Dataset rows describing interfaces:
☆ ☆ ☆

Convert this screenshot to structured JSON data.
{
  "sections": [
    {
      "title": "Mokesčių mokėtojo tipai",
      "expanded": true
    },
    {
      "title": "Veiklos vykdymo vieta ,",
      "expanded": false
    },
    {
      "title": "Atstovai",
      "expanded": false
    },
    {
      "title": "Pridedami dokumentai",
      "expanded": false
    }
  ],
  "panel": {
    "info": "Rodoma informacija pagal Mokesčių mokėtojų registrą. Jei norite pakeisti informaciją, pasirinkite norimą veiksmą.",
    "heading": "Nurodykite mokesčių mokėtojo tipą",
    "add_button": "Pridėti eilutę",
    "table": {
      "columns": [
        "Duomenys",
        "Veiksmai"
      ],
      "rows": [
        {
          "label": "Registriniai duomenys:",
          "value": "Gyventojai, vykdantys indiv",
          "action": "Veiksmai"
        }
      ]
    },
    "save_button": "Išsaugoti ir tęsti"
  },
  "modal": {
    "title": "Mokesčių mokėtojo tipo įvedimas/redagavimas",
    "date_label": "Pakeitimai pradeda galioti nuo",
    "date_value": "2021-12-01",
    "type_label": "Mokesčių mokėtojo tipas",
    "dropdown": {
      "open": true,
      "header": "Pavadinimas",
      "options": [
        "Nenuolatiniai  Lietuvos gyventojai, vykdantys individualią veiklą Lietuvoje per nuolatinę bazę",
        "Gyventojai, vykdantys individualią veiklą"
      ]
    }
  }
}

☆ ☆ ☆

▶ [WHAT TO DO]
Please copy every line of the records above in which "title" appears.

▶ [EXERCISE RESPONSE]
      "title": "Mokesčių mokėtojo tipai",
      "title": "Veiklos vykdymo vieta ,",
      "title": "Atstovai",
      "title": "Pridedami dokumentai",
    "title": "Mokesčių mokėtojo tipo įvedimas/redagavimas",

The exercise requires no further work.